But if you find out good quality information in good time then the chances are your structural engineer can make use of that information and design accordingly, saving you money. You might even save money on muck away too.
We would suggest that the average professional soil report costs about £3000 while the average structural engineer might cost about the same if he is just designing a basic basement. That total of £6000 is very quickly exceeded by any over-design or mistakes.
A good quality soil report gives everyone the chance to save you money. Its cost is negligible against the greater costs of engineer, excavation, muck away, concrete and reinforcing steel.
Full Soil Investigation Report
The full report relies upon boreholes being drilled and samples taken and tested professionally as well as the desk research.
It would also include advice on how to build the basement you have it mind. Such things as temporary support or permanent support to hold up boundaries.
A good soil report will provide advice useful to your excavation sub contractor as well. It will reduce his risk and might enable him to be cheaper.
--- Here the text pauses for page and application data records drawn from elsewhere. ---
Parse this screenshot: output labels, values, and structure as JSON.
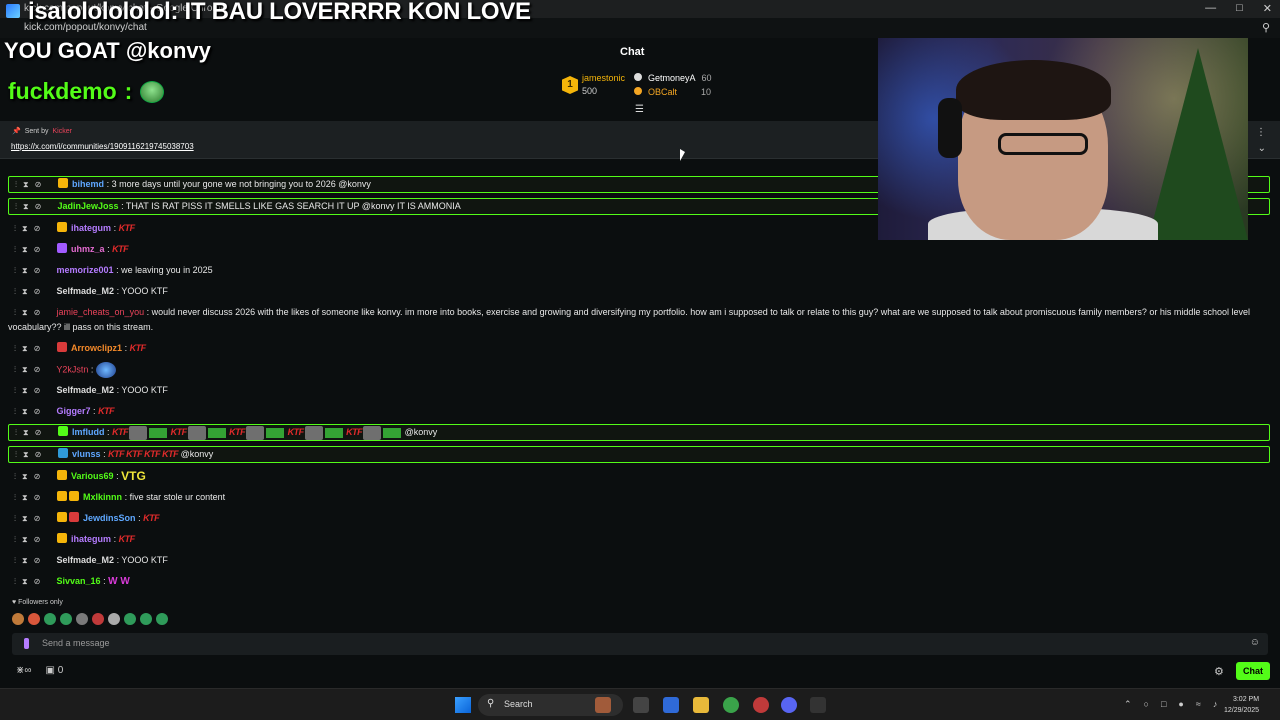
{
  "browser": {
    "title": "kick.com/popout/konvy/chat - Google Chrome",
    "url": "kick.com/popout/konvy/chat"
  },
  "overlay": {
    "line1": "isalololololol: IT BAU LOVERRRR KON LOVE",
    "line2": "YOU GOAT @konvy",
    "line3_user": "fuckdemo",
    "line3_sep": ":"
  },
  "chat": {
    "title": "Chat",
    "leaderboard": [
      {
        "name": "jamestonic",
        "value": "500",
        "rank": "1"
      },
      {
        "name": "GetmoneyA",
        "value": "60"
      },
      {
        "name": "OBCalt",
        "value": "10"
      }
    ],
    "pinned": {
      "sent_by_label": "Sent by",
      "sender": "Kicker",
      "link": "https://x.com/i/communities/1909116219745038703"
    },
    "messages": [
      {
        "user": "bihemd",
        "color": "#5fa8ff",
        "text": ": 3 more days until your gone we not bringing you to 2026 @konvy",
        "highlight": true
      },
      {
        "user": "JadinJewJoss",
        "color": "#53fc18",
        "text": ": THAT IS RAT PISS IT SMELLS LIKE GAS SEARCH IT UP @konvy IT IS AMMONIA",
        "highlight": true
      },
      {
        "user": "ihategum",
        "color": "#b57cff",
        "text": ":",
        "ktf": "KTF"
      },
      {
        "user": "uhmz_a",
        "color": "#e36bd0",
        "text": ":",
        "ktf": "KTF"
      },
      {
        "user": "memorize001",
        "color": "#b57cff",
        "text": ": we leaving you in 2025"
      },
      {
        "user": "Selfmade_M2",
        "color": "#dcdcdc",
        "text": ": YOOO KTF"
      },
      {
        "user": "jamie_cheats_on_you",
        "color": "#e9435a",
        "text": ": would never discuss 2026 with the likes of someone like konvy. im more into books, exercise and growing and diversifying my portfolio. how am i supposed to talk or relate to this guy? what are we supposed to talk about promiscuous family members? or his middle school level vocabulary?? ill pass on this stream."
      },
      {
        "user": "Arrowclipz1",
        "color": "#f58a2a",
        "text": ":",
        "ktf": "KTF"
      },
      {
        "user": "Y2kJstn",
        "color": "#e9435a",
        "text": ":"
      },
      {
        "user": "Selfmade_M2",
        "color": "#dcdcdc",
        "text": ": YOOO KTF"
      },
      {
        "user": "Gigger7",
        "color": "#b57cff",
        "text": ":",
        "ktf": "KTF"
      },
      {
        "user": "lmfludd",
        "color": "#5fa8ff",
        "text": ":",
        "tail": "@konvy",
        "highlight": true
      },
      {
        "user": "vlunss",
        "color": "#5fa8ff",
        "text": ":",
        "ktf": "KTF KTF KTF KTF",
        "tail": "@konvy",
        "highlight": true
      },
      {
        "user": "Various69",
        "color": "#53fc18",
        "text": ":",
        "vtg": "VTG"
      },
      {
        "user": "Mxlkinnn",
        "color": "#53fc18",
        "text": ": five star stole ur content"
      },
      {
        "user": "JewdinsSon",
        "color": "#5fa8ff",
        "text": ":",
        "ktf": "KTF"
      },
      {
        "user": "ihategum",
        "color": "#b57cff",
        "text": ":",
        "ktf": "KTF"
      },
      {
        "user": "Selfmade_M2",
        "color": "#dcdcdc",
        "text": ": YOOO KTF"
      },
      {
        "user": "Sivvan_16",
        "color": "#53fc18",
        "text": ":",
        "ww": "W W"
      }
    ],
    "followers_only": "Followers only",
    "input_placeholder": "Send a message",
    "bottom_count": "0",
    "send_button": "Chat"
  },
  "taskbar": {
    "search": "Search",
    "time": "3:02 PM",
    "date": "12/29/2025"
  },
  "colors": {
    "accent": "#53fc18",
    "background": "#0b0e0f",
    "gold": "#f5b50a"
  }
}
Exploratory work reduces risk. It is money well spent.
Below is a sample borehole log from a professional soil investigation company. The SPT N is a measure of the soil's strength. By pushing into the soil in a specified manner the ground's bearing capacity is ascertained.
This soil is sort of average until you see that it is on chalk which is very freely draining. Advantageous for a basement since the structure should never suffer from huge sideways pressure from water.
In this second extract (from a different log), you see that they found water at 2.30m and that their hole filled up to just 1.16m by the end of the day.
In the accompanying written report, they recommended 10m deep piles to support a house structure. Although building a basement in this water might cost 20% more, built properly, even in poor ground, it becomes the foundation for everything and sometimes saves the cost of the piling.
Some soil investigation companies whose reports have been passed to me:
Albury S.I. Ltd, Godalming, Surrey, 01428 684836
Constructive Evaluation Ltd, Chichester, Sussex, 01243 533499. This company appears to have several offices.
Geo-Environmental Services Ltd, Brighton, 01273 699399
Geoinvestigate Ltd, North Yorkshire, 01642 713779
ground&water, Alton, Hampshire, 0333 600 1221
Ground Engineering, Peterborough, Cambs, 01733 566566
Herts and Essex Site Investigations, Ware, 01920 822233
Land Science, Brighton, 0845 423216
Listers Geotechnical Consultants, Towcester, Northants, 01327 860060. This company appears to have several offices.
MiniSoils Ltd. This company appears to have several offices.
Cheshire, 0161 980 0044.
Bath, 01225 425657
Soil Consultants, High Wycombe, 01494 712494
Southern Testing, East Grinstead, 01342 333100
SRL, Cheshire, 01606 834637.
Structural Soils Ltd, Bristol, 0117 947 1000.